On the SolydXK web site there are actually two different approaches to distribution — Business and Home.
The difference between them is the relative priority given to stability vs. updating, as best as I can tell. This makes sense — home users such as myself are often interested in getting all the latest updates as quickly as possible (see my minor rants above and on the previous page about LMDE and Update Packs), whereas business users are often more concerned with not risking breaking a running system by making "unnecessary" changes.
They still want to get security patches, of course, but not necessarily the latest version of every other package on the system.
I have only installed and worked with the SolydXK Home distribution so far, so the following information will only be relevant to that version.

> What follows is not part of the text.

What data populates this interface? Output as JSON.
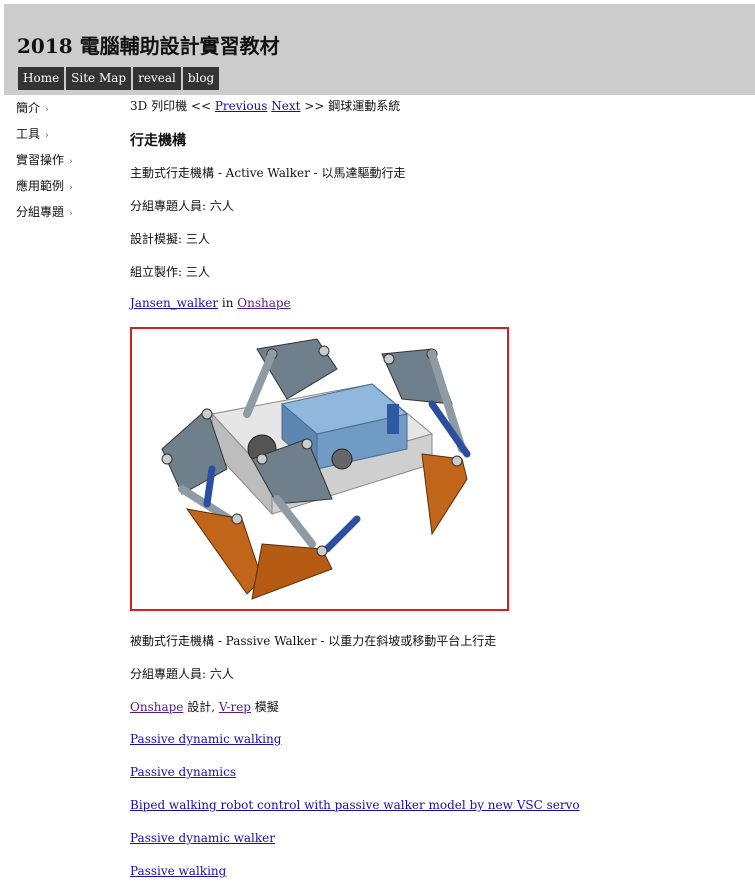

As the name implies, there are two versions of the SolydXK distribution, one with the Xfce desktop and one with the KDE desktop. I discussed both of them in some detail in the post that I mentioned (and linked) above.
SolydXK uses the same Mint Install program as LMDE, so there is not a lot more to discuss about it here. It does NOT include UEFI firmware support, so if you want to install it on a UEFI system, you will either have to use Legacy Boot support in your BIOS, if it is available, or you will have to install a third-party Boot Manager package, such as rEFInd.
Once installed and running, SolydXK looks and feels quite nice. Everything works — on the three or four systems I have installed it on I didn't have a single problem, not one piece of unknown or unsupported hardware, nothing that had to be installed manually or whatever.